My first rifle was given to me by my father after I had been on the Fort Meade Junior rifle team for about a year. It was a Winchester model 56 in .22 Long Rifle. I still have it (pictured below). This was when I was 12.
My father and I would drive from Bowie Maryland to Fort Meade in the evening through the guard gates and proceed to the curved metal roofed Quonset huts prevalent on all military bases at the time. Prior to firing a single shot, I and other youngsters of my age, sat through lectures provided by Army personnel on safety, marksmanship principles and the operation of the bolt action .22 Long Rifle. If I recall correctly, there were about 2 or 3 of these sessions along with written tests before we could even go “hands-on” the rifles.
The courses of fire were conducted at 50 feet on small, multiple black bulls-eye targets on thick beige paper stock. We used iron peep sights and leather slings. We fired from the prone, kneeling, seated and off-hand positions. Courses of fire consisted of ten rounds with a time limit at each position. We had little wooden blocks which accepted exactly ten rounds of the .22 caliber ammunition. To this very day, if someone fires a .22 long rifle, that singular, particular smell of the burned .22 long rifle gunpowder always takes me back to this time.

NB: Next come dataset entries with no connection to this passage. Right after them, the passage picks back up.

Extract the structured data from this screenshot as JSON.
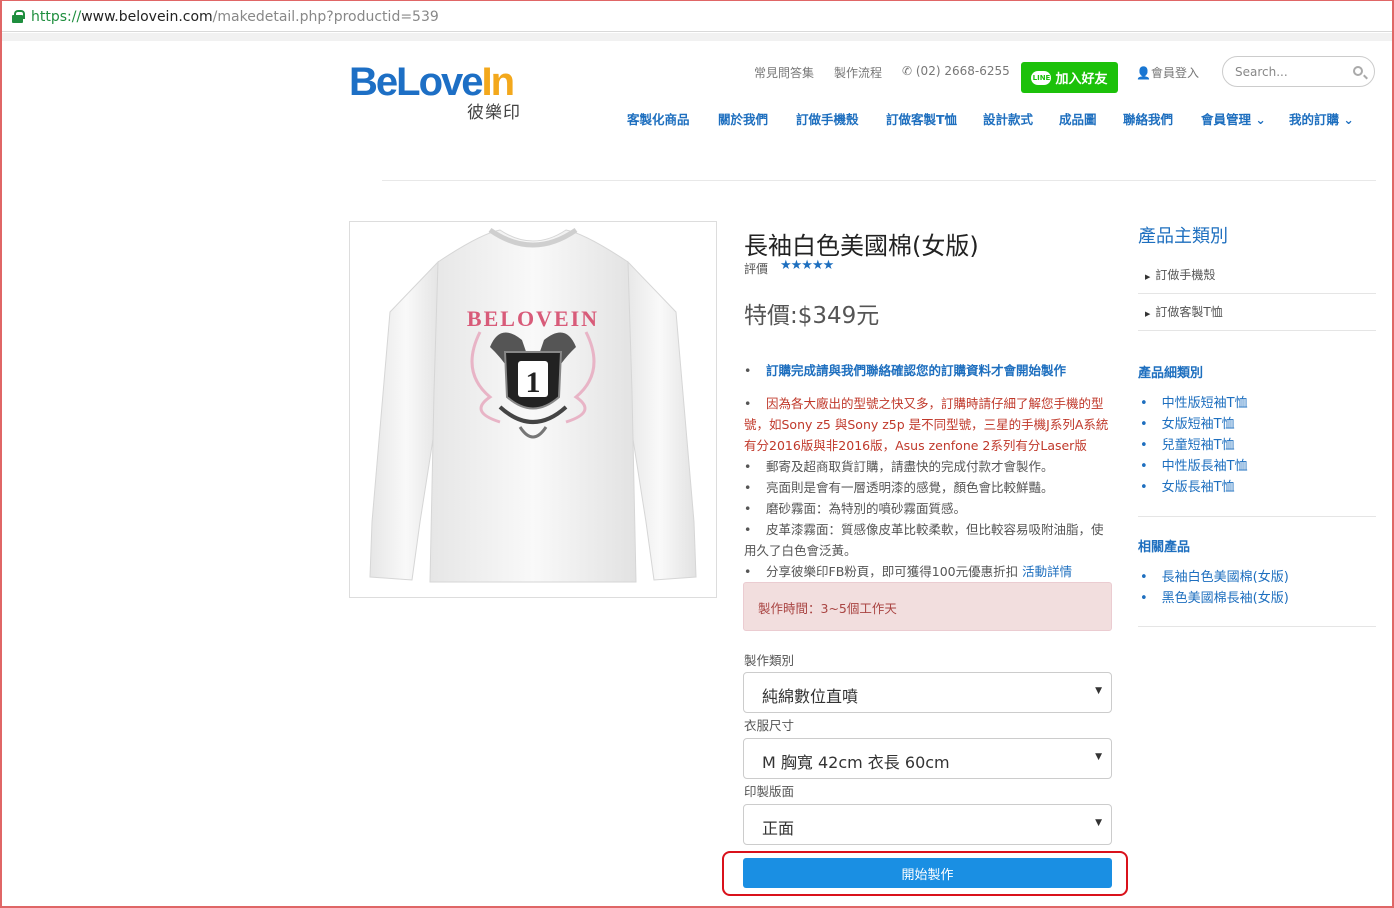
{
  "browser": {
    "url_scheme": "https://",
    "url_host": "www.belovein.com",
    "url_path": "/makedetail.php?productid=539"
  },
  "header": {
    "logo_text_1": "BeLove",
    "logo_text_2": "In",
    "logo_sub": "彼樂印",
    "faq": "常見問答集",
    "process": "製作流程",
    "phone": "(02) 2668-6255",
    "line_badge": "LINE",
    "line_btn": "加入好友",
    "login": "會員登入",
    "search_placeholder": "Search..."
  },
  "nav": [
    {
      "label": "客製化商品"
    },
    {
      "label": "關於我們"
    },
    {
      "label": "訂做手機殼"
    },
    {
      "label": "訂做客製T恤"
    },
    {
      "label": "設計款式"
    },
    {
      "label": "成品圖"
    },
    {
      "label": "聯絡我們"
    },
    {
      "label": "會員管理 ⌄"
    },
    {
      "label": "我的訂購 ⌄"
    }
  ],
  "product": {
    "title": "長袖白色美國棉(女版)",
    "rating_label": "評價",
    "stars": "★★★★★",
    "price": "特價:$349元",
    "shirt_text": "BELOVEIN",
    "shirt_number": "1",
    "bullets": {
      "b1": "訂購完成請與我們聯絡確認您的訂購資料才會開始製作",
      "b2": "因為各大廠出的型號之快又多，訂購時請仔細了解您手機的型號，如Sony z5 與Sony z5p 是不同型號，三星的手機J系列A系統有分2016版與非2016版，Asus zenfone 2系列有分Laser版",
      "b3": "郵寄及超商取貨訂購，請盡快的完成付款才會製作。",
      "b4": "亮面則是會有一層透明漆的感覺，顏色會比較鮮豔。",
      "b5": "磨砂霧面：為特別的噴砂霧面質感。",
      "b6": "皮革漆霧面：質感像皮革比較柔軟，但比較容易吸附油脂，使用久了白色會泛黃。",
      "b7": "分享彼樂印FB粉頁，即可獲得100元優惠折扣",
      "b7_link": "活動詳情"
    },
    "notice": "製作時間：3~5個工作天",
    "field1_label": "製作類別",
    "field1_value": "純綿數位直噴",
    "field2_label": "衣服尺寸",
    "field2_value": "M 胸寬 42cm 衣長 60cm",
    "field3_label": "印製版面",
    "field3_value": "正面",
    "start_btn": "開始製作"
  },
  "sidebar": {
    "main_title": "產品主類別",
    "main_items": [
      "訂做手機殼",
      "訂做客製T恤"
    ],
    "sub_title": "產品細類別",
    "sub_items": [
      "中性版短袖T恤",
      "女版短袖T恤",
      "兒童短袖T恤",
      "中性版長袖T恤",
      "女版長袖T恤"
    ],
    "related_title": "相關產品",
    "related_items": [
      "長袖白色美國棉(女版)",
      "黑色美國棉長袖(女版)"
    ]
  },
  "colors": {
    "brand_blue": "#1e6fbf",
    "line_green": "#1cc10a",
    "button_blue": "#1a8fe3",
    "highlight_red": "#d9111b",
    "notice_bg": "#f2dede"
  }
}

I stayed at the game for approximately two years until, as with any military family, my father was transferred to Newport Rhode Island. I won some awards and along the way and received the junior expert rating with an additional 8 bars attached under the main gold medal. If you can believe it, I once took my rifle to and from school for a “show and tell” without any issue. But that was a different world then.
Many years later, while attending the University of New Mexico, I landed a summer job as a camp counselor at Camp Cimarroncita in Cimarron, New Mexico. I was delegated to instruct the young men who ranged in age from 9-12 in long rifle instruction. Now there is a major caveat here for those of you who know me. I was much younger, lighter-hearted, naive, not a police officer etc. In other words NOT “Uncle Scotty.” I had a great time coordinating and instructing the young men under my tutelage. If I am not mistaken, the girls’ side of the camp, which was on the other side of the hill, also had a rifle program.
For those of you with young ones, we started all our kids on a .22 long rifle. So if your offspring express a desire to learn to shoot and they are mature enough, I would strongly recommend that they start first with a .22 long rifle and learn the basics of safety, marksmanship and rifle manipulation. This should always be under the guidance of a qualified individual. The recoil is non-existent, the noise is low, the results are immediately observable and there is a sense of accomplishment and respect for the rifle after a single outing if it is approached correctly!